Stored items
____________

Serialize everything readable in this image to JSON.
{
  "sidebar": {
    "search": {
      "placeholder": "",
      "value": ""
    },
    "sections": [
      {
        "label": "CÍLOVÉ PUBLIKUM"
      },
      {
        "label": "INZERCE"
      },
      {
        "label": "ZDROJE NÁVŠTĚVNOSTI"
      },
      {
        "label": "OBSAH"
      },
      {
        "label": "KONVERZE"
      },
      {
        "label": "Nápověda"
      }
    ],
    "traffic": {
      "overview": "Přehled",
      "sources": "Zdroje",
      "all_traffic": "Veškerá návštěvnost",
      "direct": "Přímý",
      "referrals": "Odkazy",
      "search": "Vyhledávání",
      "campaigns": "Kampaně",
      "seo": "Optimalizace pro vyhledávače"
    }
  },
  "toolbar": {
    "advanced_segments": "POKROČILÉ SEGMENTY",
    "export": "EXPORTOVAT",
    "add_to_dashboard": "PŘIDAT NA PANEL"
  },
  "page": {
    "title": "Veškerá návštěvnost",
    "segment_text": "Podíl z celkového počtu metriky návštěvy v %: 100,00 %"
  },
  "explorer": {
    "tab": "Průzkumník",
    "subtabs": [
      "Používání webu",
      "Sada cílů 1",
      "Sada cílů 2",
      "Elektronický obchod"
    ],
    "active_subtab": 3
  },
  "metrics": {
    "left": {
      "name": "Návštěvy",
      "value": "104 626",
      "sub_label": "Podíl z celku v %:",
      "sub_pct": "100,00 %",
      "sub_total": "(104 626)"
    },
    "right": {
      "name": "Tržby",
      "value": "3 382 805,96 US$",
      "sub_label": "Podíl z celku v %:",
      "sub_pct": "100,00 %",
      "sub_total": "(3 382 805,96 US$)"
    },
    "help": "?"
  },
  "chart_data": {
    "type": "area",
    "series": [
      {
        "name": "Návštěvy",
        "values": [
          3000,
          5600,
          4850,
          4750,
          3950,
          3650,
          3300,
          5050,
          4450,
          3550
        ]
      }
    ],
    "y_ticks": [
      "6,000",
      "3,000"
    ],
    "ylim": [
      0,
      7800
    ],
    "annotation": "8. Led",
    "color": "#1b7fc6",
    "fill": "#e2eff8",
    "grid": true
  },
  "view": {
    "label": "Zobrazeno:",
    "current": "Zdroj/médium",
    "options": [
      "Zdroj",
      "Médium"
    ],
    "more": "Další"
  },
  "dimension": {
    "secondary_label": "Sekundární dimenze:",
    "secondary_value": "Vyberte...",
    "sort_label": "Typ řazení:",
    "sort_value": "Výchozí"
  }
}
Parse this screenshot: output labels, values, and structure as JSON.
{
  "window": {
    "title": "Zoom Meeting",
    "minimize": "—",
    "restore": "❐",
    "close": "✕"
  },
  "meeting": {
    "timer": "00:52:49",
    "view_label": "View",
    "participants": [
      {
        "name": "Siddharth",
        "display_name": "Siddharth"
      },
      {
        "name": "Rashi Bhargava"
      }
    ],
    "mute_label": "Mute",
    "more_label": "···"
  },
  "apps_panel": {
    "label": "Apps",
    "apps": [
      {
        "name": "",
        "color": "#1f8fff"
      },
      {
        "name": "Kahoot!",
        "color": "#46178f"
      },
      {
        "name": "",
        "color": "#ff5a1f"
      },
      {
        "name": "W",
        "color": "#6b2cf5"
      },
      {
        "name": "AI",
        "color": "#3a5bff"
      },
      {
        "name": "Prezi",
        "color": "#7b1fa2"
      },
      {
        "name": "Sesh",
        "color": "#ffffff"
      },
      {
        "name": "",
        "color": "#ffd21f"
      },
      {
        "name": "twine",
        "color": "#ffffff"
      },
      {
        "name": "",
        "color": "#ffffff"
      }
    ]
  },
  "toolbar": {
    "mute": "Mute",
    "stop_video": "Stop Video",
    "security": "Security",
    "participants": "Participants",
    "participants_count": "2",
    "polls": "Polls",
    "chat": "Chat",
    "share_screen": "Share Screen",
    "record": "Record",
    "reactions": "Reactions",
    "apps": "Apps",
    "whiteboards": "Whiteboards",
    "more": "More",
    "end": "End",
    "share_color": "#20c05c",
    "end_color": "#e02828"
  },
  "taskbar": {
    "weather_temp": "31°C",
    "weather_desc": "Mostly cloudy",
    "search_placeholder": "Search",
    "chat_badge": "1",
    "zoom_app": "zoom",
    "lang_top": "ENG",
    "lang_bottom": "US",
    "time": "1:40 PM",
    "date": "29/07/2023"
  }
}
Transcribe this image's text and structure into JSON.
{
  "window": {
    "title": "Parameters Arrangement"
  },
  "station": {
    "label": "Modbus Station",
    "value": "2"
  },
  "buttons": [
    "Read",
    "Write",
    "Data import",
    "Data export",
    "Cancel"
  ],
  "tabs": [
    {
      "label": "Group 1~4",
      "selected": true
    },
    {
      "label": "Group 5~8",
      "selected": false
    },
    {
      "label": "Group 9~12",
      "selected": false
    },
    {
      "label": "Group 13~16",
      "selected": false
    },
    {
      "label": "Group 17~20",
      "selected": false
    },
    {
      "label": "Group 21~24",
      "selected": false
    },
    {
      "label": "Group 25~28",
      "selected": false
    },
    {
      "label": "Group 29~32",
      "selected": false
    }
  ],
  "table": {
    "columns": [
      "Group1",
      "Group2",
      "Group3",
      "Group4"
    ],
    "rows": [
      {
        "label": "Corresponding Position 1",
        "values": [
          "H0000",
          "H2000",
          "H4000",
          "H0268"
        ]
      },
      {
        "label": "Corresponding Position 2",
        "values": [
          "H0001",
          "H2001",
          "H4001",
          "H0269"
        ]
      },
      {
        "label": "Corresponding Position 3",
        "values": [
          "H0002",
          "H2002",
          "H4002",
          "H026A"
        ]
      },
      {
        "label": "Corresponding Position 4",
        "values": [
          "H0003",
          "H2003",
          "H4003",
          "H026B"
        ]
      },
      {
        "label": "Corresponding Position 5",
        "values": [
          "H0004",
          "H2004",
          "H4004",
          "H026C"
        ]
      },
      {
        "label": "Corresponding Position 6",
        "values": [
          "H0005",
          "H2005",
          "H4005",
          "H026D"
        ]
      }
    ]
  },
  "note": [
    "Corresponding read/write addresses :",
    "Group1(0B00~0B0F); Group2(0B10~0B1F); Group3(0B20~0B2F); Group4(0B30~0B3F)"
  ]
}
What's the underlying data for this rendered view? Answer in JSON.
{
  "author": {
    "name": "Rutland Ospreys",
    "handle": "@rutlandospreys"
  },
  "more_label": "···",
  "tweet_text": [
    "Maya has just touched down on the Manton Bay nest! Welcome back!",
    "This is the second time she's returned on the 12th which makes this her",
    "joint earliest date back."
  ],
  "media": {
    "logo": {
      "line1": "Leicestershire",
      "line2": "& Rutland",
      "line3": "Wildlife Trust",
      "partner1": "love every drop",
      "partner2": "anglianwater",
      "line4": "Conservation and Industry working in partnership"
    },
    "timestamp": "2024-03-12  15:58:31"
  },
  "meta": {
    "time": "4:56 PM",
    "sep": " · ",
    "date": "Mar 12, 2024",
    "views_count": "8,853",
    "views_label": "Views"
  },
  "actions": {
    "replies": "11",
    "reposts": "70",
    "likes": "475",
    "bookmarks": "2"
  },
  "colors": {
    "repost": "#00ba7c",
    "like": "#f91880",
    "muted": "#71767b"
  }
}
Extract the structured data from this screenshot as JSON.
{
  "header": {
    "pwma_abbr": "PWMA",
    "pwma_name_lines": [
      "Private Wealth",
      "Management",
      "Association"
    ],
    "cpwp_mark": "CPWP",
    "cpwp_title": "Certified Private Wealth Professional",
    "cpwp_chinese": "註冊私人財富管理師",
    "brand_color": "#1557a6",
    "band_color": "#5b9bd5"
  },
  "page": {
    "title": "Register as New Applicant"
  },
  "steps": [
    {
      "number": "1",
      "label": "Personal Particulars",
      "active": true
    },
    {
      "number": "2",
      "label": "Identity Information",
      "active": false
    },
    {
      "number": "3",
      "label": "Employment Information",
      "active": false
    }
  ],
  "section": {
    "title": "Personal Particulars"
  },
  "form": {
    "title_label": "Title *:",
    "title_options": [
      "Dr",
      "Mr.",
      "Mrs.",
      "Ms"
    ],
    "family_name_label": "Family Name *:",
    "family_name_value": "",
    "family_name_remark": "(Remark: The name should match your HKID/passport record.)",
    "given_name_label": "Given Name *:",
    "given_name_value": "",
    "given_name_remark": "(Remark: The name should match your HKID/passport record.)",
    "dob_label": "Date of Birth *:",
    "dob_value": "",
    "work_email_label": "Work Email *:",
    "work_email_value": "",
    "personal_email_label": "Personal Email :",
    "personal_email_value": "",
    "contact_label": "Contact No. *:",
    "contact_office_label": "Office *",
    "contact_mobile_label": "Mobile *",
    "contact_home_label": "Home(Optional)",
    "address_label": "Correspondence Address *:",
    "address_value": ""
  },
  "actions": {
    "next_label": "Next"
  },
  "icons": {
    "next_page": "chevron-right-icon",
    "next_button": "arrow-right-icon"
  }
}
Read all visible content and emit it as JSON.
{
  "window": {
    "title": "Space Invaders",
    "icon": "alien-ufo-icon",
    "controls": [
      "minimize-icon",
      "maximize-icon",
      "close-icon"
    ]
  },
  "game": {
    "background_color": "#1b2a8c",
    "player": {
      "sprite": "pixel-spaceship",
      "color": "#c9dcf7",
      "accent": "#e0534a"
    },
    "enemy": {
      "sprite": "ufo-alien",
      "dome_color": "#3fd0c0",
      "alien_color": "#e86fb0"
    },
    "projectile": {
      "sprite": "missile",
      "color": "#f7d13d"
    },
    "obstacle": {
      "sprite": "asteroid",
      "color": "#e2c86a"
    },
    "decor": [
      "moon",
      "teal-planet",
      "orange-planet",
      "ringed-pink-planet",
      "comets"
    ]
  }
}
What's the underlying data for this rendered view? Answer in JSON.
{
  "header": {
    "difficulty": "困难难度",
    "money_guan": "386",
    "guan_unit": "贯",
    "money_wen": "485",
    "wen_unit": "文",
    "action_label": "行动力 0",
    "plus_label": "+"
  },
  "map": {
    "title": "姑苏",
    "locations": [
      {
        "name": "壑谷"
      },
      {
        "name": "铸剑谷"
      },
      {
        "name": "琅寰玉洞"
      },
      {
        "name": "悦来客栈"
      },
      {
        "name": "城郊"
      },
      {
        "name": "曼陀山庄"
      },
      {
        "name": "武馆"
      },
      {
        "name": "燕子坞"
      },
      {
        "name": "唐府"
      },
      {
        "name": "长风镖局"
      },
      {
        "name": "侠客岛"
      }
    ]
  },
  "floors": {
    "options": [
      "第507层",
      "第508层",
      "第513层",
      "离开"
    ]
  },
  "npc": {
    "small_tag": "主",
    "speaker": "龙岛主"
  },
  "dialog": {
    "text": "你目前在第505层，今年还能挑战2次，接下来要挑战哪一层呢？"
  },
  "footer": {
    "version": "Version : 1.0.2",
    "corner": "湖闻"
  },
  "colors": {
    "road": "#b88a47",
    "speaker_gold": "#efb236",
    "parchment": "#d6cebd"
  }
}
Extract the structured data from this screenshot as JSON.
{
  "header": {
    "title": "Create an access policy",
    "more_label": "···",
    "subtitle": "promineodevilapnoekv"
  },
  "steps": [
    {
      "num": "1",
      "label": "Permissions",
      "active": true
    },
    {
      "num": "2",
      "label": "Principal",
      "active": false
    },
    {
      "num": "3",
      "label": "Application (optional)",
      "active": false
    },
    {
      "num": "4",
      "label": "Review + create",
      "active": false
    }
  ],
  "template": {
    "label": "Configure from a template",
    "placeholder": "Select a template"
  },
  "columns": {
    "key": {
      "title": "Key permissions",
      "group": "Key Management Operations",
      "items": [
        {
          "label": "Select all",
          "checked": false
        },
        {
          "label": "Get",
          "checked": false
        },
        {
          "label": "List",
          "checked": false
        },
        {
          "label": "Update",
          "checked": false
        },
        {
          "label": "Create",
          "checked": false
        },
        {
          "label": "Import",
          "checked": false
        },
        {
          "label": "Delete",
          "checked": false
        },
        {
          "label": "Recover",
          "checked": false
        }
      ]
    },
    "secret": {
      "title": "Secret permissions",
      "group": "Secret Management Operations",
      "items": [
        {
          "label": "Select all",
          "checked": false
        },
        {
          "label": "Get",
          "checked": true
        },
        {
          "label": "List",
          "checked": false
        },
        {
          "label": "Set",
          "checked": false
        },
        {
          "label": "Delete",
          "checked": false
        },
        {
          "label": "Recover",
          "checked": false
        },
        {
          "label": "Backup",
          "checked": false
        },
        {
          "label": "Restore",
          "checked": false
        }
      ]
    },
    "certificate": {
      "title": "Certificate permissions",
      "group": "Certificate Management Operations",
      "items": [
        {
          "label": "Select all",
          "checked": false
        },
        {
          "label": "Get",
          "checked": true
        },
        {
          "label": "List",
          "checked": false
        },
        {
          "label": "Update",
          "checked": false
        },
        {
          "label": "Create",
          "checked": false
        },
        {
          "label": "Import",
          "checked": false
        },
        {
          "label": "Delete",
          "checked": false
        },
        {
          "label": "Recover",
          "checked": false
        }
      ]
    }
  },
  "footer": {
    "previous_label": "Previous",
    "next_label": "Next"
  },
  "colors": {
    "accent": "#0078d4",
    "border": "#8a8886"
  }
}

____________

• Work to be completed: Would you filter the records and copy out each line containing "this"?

• Solved exercise:
Serialize everything readable in this image to JSON.
Parse this screenshot: output labels, values, and structure as JSON.
Transcribe this image's text and structure into JSON.
What's the underlying data for this rendered view? Answer in JSON.
    "This is the second time she's returned on the 12th which makes this her",
Extract the structured data from this screenshot as JSON.
What's the underlying data for this rendered view? Answer in JSON.
Extract the structured data from this screenshot as JSON.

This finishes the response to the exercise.